Thursday, January 31, 2013

The Miracle Mender in a Tartan

A home dispenser package circa 1950

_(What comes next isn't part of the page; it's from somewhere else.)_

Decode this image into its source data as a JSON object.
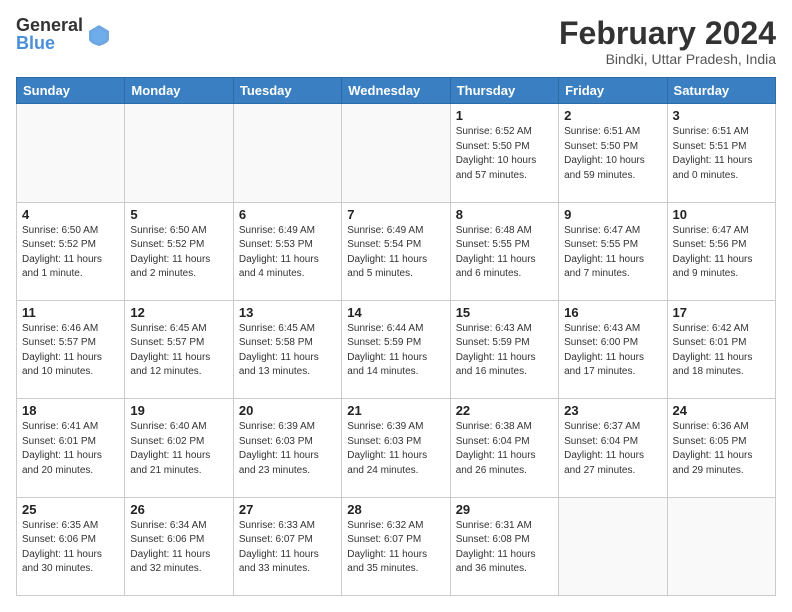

Indulge me.  Close your eyes and try to remember a time when you really did need string to tie up those brown paper packages.  When yards of satin ribbon and six thumbs were needed to keep the colored tissue paper prettily surrounding the gift box.  When the ripped pages of your favorite book were doomed to be forever sundered.  When that torn $5 bill could not be mended and spent.  When there was nothing to hold your eye lid and nose in peculiar positions to frighten your baby siblings.
Yes, those were dark, dark days.  Before the invention that rescued us all.  In keeping with this blog’s occasional mission of reminding us of the inventions that really and truly changed our lives, I give you Scotch Tape!
Actually tape of any kind in the modern sense hasn’t been around very long.  The first marriage of some kind of gum, glue, or adhesive to some sort of material or fabric is credited to English physician Horace Day in 1845.  He devised strips of fabric coated with a rubber gum for use in surgical bandages.  The idea was slow to catch on because no one had yet thought to put the stuff on reels.  It had to be kept laid out flat.
A small advance occurred in 1921 when a Johnson & Johnson cotton buyer put a cotton pad on short strips of adhesive cloth like Dr. Day’s and backed them with crisp crinoline. The adhesive face protected by easy to peel off waxed paper—and the Band-Aid was born.
But still no tape on a roll.  That was the creation of a young engineer, Richard Gurley Drew in 1925.
Drew had first worked for Johnson & Johnson, so was familiar with adhesive.  But he had shifted his allegiance to the Minneapolis Mining & Manufacturing Co.  They were predominately operators of sand and gravel pits.  But in addition to the usual customers for building material, the company had created a profitable niche for itself marketing their inexpensive raw material as industrial abrasives including various kinds of grinding and polishing wheels, and new products like sandpaper that affixed their grit to a disposable backing.  Within this limited field they were innovative and employed bright young men like Drew who helped develop a new product that could be used wet or dry and was intended for preparing auto bodies for painting.
One day Drew was sent to a local body shop along with a salesman, a common double duty of engineers in those days. He observed that painters in the shop had a hard time keeping down sheets of paper intended to keep the spray paint from running where it wasn’t wanted.  An idea was born.
Back in the lab, drawing on his experience with adhesives, he devised a paper tape on a roll—masking tape, ever after the painter’s friend.  Of course it took a little perfecting.  He took samples to one shop, which found the adhesive insufficient to keep a seal. The exasperated owner told Drew to “Take this tape back to those Scotch bosses of yours and tell them to put more adhesive on it!”  Drew not only improved the product, he sold this employer on the idea of using Scotch as a brand name for the tape, indicating that it was a thrifty choice.
Drew was soon given the go ahead to explore other possibilities.  High on his list was developing a tape for use in sealing industrial packaging.  After considerable experimentation, he developed a pressure adhesive tape on transparent cellophane.  After sending samples of a Chicago industrial baker to seal the ends of their wax paper wrapping, the enthusiastic customer wired back, “You’ve got a product.  Get it into production!”

And they did.  Scotch Brand Celulose Tape was introduced for sale on January 30, 1930.

The development of automated heat sealing process on packaging lines soon rendered the original use largely obsolete.  But another 3M engineer, John A Borden, invented something in 1932 that made the product indispensable to thrifty homes and offices who need to mend rather than replace torn and tattered items—a dispenser with a built-in cutter blade.

After the concept of adhesive backed tape on rolls was established. 3M and other companies came up with continued innovations—cloth backed electrical tape in the early ‘30’ and a rubber (now vinyl) version in 1954 and fix-everything Duct Tape in 1942.  The introduction of Scotch Brand Magic Transparent Tape in 1961 largely, but not entirely, replaced the original product. The new tape did not yellow or crack with age like cellophane, had a matte finish that did not reflect light so that it could even be used for affixing things to pages for offset press reproduction, and could even be written on with a ball point pen.

Scotch Tape took 3M to a whole new level as a company.  It eventually introduced many other new forms of tape for specialized applications and expanded into businesses from office supplies (Post-It Notes), to audio and video tape, to fabric treatments (Scotchgard) and many other products.
And as we can see, our lives were changed as well.  I say damn fine work, Richard Gurley Drew!